Peter I of Trani
Peter I (born before 1020), also known as Petronius (French: Pierron and Italian: Petrone or Pietrone), was the first Norman count of Trani. He was one of the most prominent of the twelve leaders of the Norman mercenaries serving Guaimar IV of Salerno. Though it had not yet been conquered from the Byzantine Empire, Peter received Trani in the Normans' division of Apulia made at Melfi in 1042. In that same division his brother Walter received Civitate.

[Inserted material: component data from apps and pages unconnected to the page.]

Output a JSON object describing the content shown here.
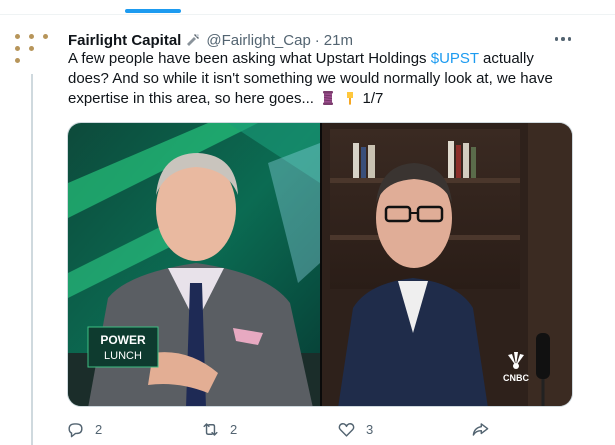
{
  "tweet": {
    "author_name": "Fairlight Capital",
    "author_handle": "@Fairlight_Cap",
    "separator": "·",
    "time": "21m",
    "text_before_cashtag": "A few people have been asking what Upstart Holdings ",
    "cashtag": "$UPST",
    "text_after_cashtag": " actually does? And so while it isn't something we would normally look at, we have expertise in this area, so here goes... ",
    "thread_counter": "1/7",
    "emojis": [
      "thread-spool-emoji",
      "pointing-down-emoji"
    ]
  },
  "media": {
    "show_logo_line1": "POWER",
    "show_logo_line2": "LUNCH",
    "network_logo": "CNBC"
  },
  "actions": {
    "reply_count": "2",
    "retweet_count": "2",
    "like_count": "3"
  },
  "colors": {
    "accent": "#1d9bf0",
    "text_secondary": "#536471",
    "avatar_dots": "#b7955a"
  }
}
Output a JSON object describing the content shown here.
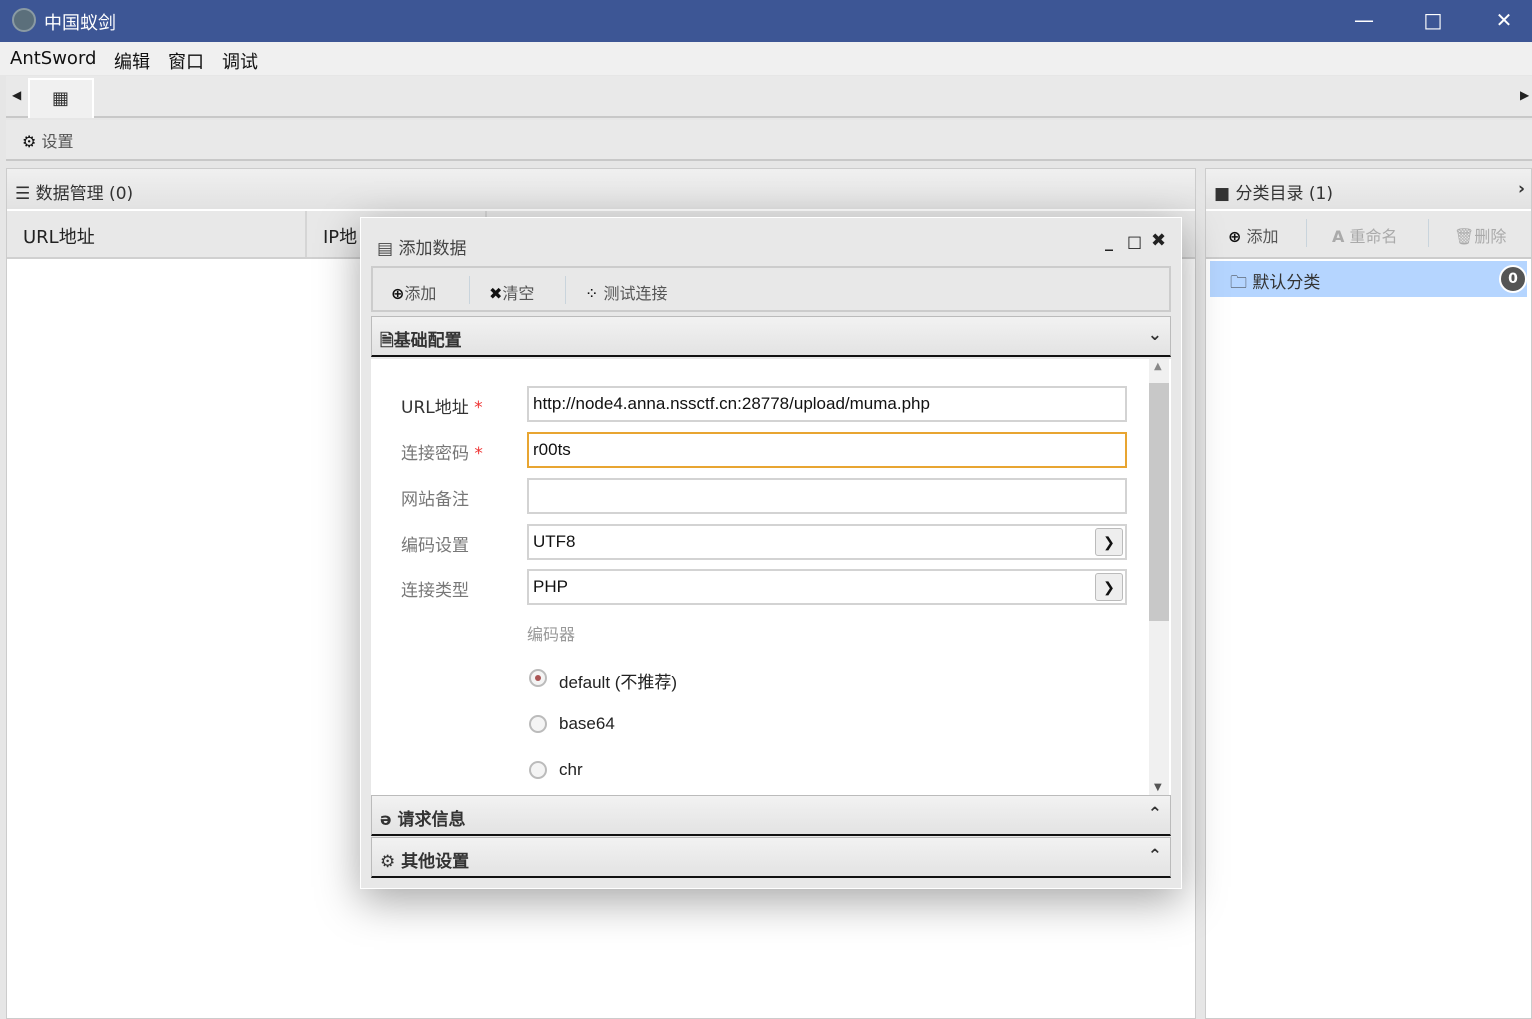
{
  "window": {
    "title": "中国蚁剑",
    "controls": [
      "minimize",
      "maximize",
      "close"
    ]
  },
  "menu": [
    "AntSword",
    "编辑",
    "窗口",
    "调试"
  ],
  "toolbar": {
    "settings": "设置"
  },
  "data_panel": {
    "title": "数据管理 (0)",
    "columns": [
      "URL地址",
      "IP地"
    ]
  },
  "category_panel": {
    "title": "分类目录 (1)",
    "add": "添加",
    "rename": "重命名",
    "delete": "删除",
    "items": [
      {
        "name": "默认分类",
        "count": "0"
      }
    ]
  },
  "dialog": {
    "title": "添加数据",
    "add": "添加",
    "clear": "清空",
    "test": "测试连接",
    "sections": {
      "basic": "基础配置",
      "request": "请求信息",
      "other": "其他设置"
    },
    "form": {
      "url_label": "URL地址",
      "url_value": "http://node4.anna.nssctf.cn:28778/upload/muma.php",
      "password_label": "连接密码",
      "password_value": "r00ts",
      "note_label": "网站备注",
      "note_value": "",
      "encoding_label": "编码设置",
      "encoding_value": "UTF8",
      "type_label": "连接类型",
      "type_value": "PHP",
      "encoder_label": "编码器",
      "encoders": [
        {
          "label": "default (不推荐)",
          "checked": true
        },
        {
          "label": "base64",
          "checked": false
        },
        {
          "label": "chr",
          "checked": false
        }
      ],
      "required_mark": "*"
    }
  },
  "colors": {
    "titlebar": "#3d5695",
    "selected": "#b5d5ff",
    "focus": "#e8a531"
  }
}
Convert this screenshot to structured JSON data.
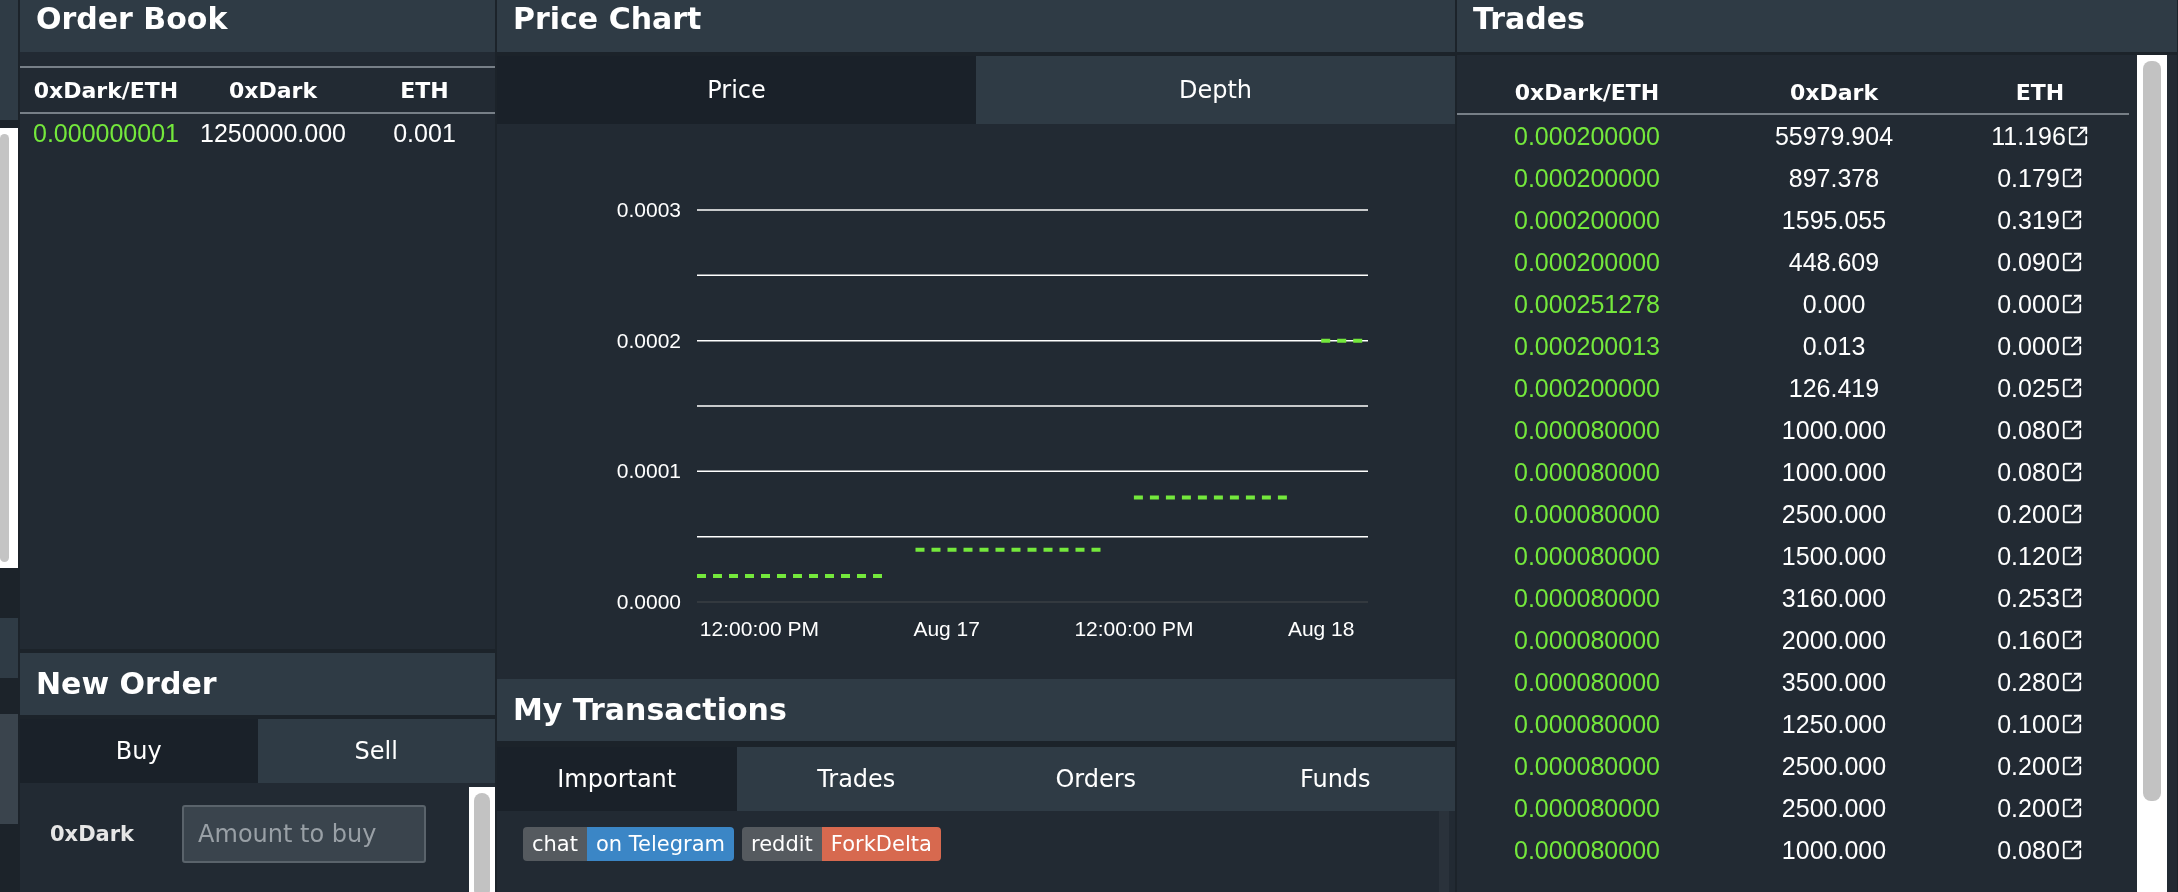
{
  "order_book": {
    "title": "Order Book",
    "columns": [
      "0xDark/ETH",
      "0xDark",
      "ETH"
    ],
    "rows": [
      {
        "price": "0.000000001",
        "amount": "1250000.000",
        "total": "0.001"
      }
    ]
  },
  "new_order": {
    "title": "New Order",
    "tabs": [
      {
        "label": "Buy",
        "selected": true
      },
      {
        "label": "Sell",
        "selected": false
      }
    ],
    "fields": [
      {
        "label": "0xDark",
        "placeholder": "Amount to buy"
      }
    ]
  },
  "price_chart": {
    "title": "Price Chart",
    "tabs": [
      {
        "label": "Price",
        "selected": true
      },
      {
        "label": "Depth",
        "selected": false
      }
    ],
    "chart_data": {
      "type": "line",
      "ylim": [
        0,
        0.0003
      ],
      "categories": [
        null,
        null,
        null,
        null,
        "12:00:00 PM",
        null,
        null,
        null,
        null,
        null,
        null,
        null,
        null,
        null,
        null,
        null,
        "Aug 17",
        null,
        null,
        null,
        null,
        null,
        null,
        null,
        null,
        null,
        null,
        null,
        "12:00:00 PM",
        null,
        null,
        null,
        null,
        null,
        null,
        null,
        null,
        null,
        null,
        null,
        "Aug 18",
        null,
        null,
        null
      ],
      "yticks": [
        {
          "value": 0,
          "label": "0.0000"
        },
        {
          "value": 0.0001,
          "label": "0.0001"
        },
        {
          "value": 0.0002,
          "label": "0.0002"
        },
        {
          "value": 0.0003,
          "label": "0.0003"
        }
      ],
      "series": [
        {
          "color": "#74e83c",
          "line_style": "dashed",
          "values": [
            2e-05,
            2e-05,
            2e-05,
            2e-05,
            2e-05,
            2e-05,
            2e-05,
            2e-05,
            2e-05,
            2e-05,
            2e-05,
            2e-05,
            2e-05,
            null,
            4e-05,
            4e-05,
            4e-05,
            4e-05,
            4e-05,
            4e-05,
            4e-05,
            4e-05,
            4e-05,
            4e-05,
            4e-05,
            4e-05,
            4e-05,
            null,
            8e-05,
            8e-05,
            8e-05,
            8e-05,
            8e-05,
            8e-05,
            8e-05,
            8e-05,
            8e-05,
            8e-05,
            8e-05,
            null,
            0.0002,
            0.0002,
            0.0002,
            0.0002
          ]
        }
      ]
    }
  },
  "my_transactions": {
    "title": "My Transactions",
    "tabs": [
      {
        "label": "Important",
        "selected": true
      },
      {
        "label": "Trades",
        "selected": false
      },
      {
        "label": "Orders",
        "selected": false
      },
      {
        "label": "Funds",
        "selected": false
      }
    ],
    "badges": [
      {
        "label": "chat",
        "message": "on Telegram",
        "color": "#3b86c6"
      },
      {
        "label": "reddit",
        "message": "ForkDelta",
        "color": "#d7694f"
      }
    ]
  },
  "trades": {
    "title": "Trades",
    "columns": [
      "0xDark/ETH",
      "0xDark",
      "ETH"
    ],
    "rows": [
      {
        "price": "0.000200000",
        "amount": "55979.904",
        "total": "11.196"
      },
      {
        "price": "0.000200000",
        "amount": "897.378",
        "total": "0.179"
      },
      {
        "price": "0.000200000",
        "amount": "1595.055",
        "total": "0.319"
      },
      {
        "price": "0.000200000",
        "amount": "448.609",
        "total": "0.090"
      },
      {
        "price": "0.000251278",
        "amount": "0.000",
        "total": "0.000"
      },
      {
        "price": "0.000200013",
        "amount": "0.013",
        "total": "0.000"
      },
      {
        "price": "0.000200000",
        "amount": "126.419",
        "total": "0.025"
      },
      {
        "price": "0.000080000",
        "amount": "1000.000",
        "total": "0.080"
      },
      {
        "price": "0.000080000",
        "amount": "1000.000",
        "total": "0.080"
      },
      {
        "price": "0.000080000",
        "amount": "2500.000",
        "total": "0.200"
      },
      {
        "price": "0.000080000",
        "amount": "1500.000",
        "total": "0.120"
      },
      {
        "price": "0.000080000",
        "amount": "3160.000",
        "total": "0.253"
      },
      {
        "price": "0.000080000",
        "amount": "2000.000",
        "total": "0.160"
      },
      {
        "price": "0.000080000",
        "amount": "3500.000",
        "total": "0.280"
      },
      {
        "price": "0.000080000",
        "amount": "1250.000",
        "total": "0.100"
      },
      {
        "price": "0.000080000",
        "amount": "2500.000",
        "total": "0.200"
      },
      {
        "price": "0.000080000",
        "amount": "2500.000",
        "total": "0.200"
      },
      {
        "price": "0.000080000",
        "amount": "1000.000",
        "total": "0.080"
      }
    ]
  }
}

Peter probably arrived in southern Italy around 1035. It is unknown if Peter was in fact from Normandy; he may have been a Breton or a Frenchman. His father, Amicus (Amico), may have been a relative of the Hautevilles or married to one. In 1038 Peter participated in the Byzantine campaign led by George Maniakes against the Emirate of Sicily. In battle he was usually found beside William Iron Arm, the leader and first count of the Normans of Melfi. After the division of 1042 Peter fortified the region around Trani, building new cities at Andria and Corato and re-fortifying Bisceglie and Barletta, as recorded by the chronicler William of Apulia (book II, lines 30–32):

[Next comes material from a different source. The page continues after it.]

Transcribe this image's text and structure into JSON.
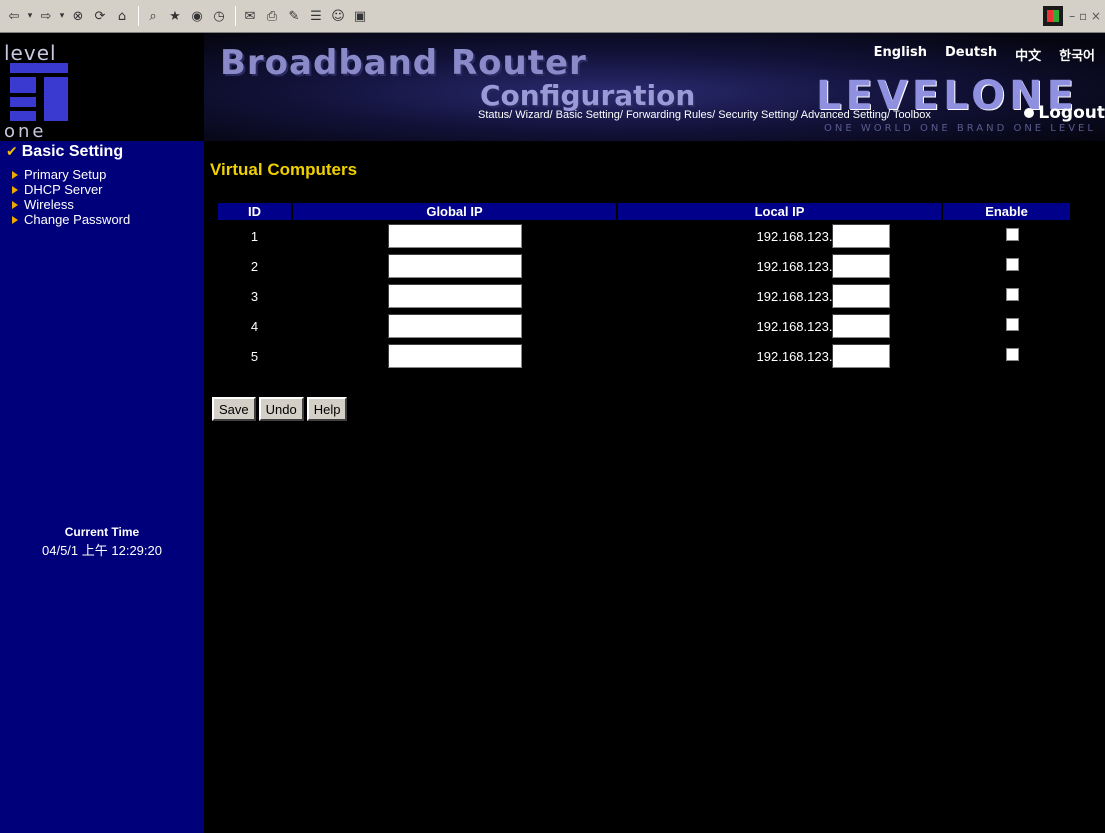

- Ditior his Petrus consanguinitate propinquus
- Edidit hic Andrum fabricavit et inde Coretum
- Buxilias, Barolum maris aedificavit in oris.
In 1046 he made his first assault on Trani, succeeding in capturing the suburbs and environs but not the city itself, which was defended by Argyrus, a former Norman ally. The Tranesi themselves were Byzantine partisans, with no sympathy for the Normans.
In 1046 Peter was also a candidate to succeed William. According to William of Apulia, though he was the wealthier candidate he was confronted at Melfi by William's brothers Humphrey and Drogo, who supposedly mortally wounded him in a duel. More likely he was just taken captive, since he and Humphrey jointly led a Norman army against Argyrus in 1053. Argyrus had travelled with his troops by ship to Siponto. There he was defeated, suffering heavy losses and, being severely wounded himself, barely escaped to Viesti, according to the Anonymus Barensis (§152).
Peter is recorded by Amatus of Montecassino as entering Melfi again in 1057 to dispute the succession with Drogo's younger brother Robert Guiscard. According to the same source the Melfitans rebelled against him and he fled to Cisterna. Peter and Guiscard must have made peace, however, as Amatus records that the former's two daughters were found wealthy husbands by the latter.
In 1064, Peter's second son Geoffrey refers to his father as magni comitis Petroni in an act donating one ship to the monastery of the Santissima Trinità in Venosa for fishing on the Mar Piccolo, the bay of Taranto. Peter's youngest son, Peter II, likewise confirmed this donation pro remedio anime (ejus) ("for the health of [their father's] soul"). Peter I had not taken Trani by the time of his death. He is sometimes confused with his son Peter. The "count Petrone" who defeated Argyrus in 1053 has an entry in the Prosopography of the Byzantine World and is identified there with the son of Amicus, that is, Peter I, though other source believe the Petronius of 1053 was Peter II. "Petronius" is an augmentative of Peter, and indicates greatness (probably of stature). Peter I's relationship to his son Geoffrey is mentioned in Lupus Protospatharius. Peter's eldest son, Amicus, is barely known.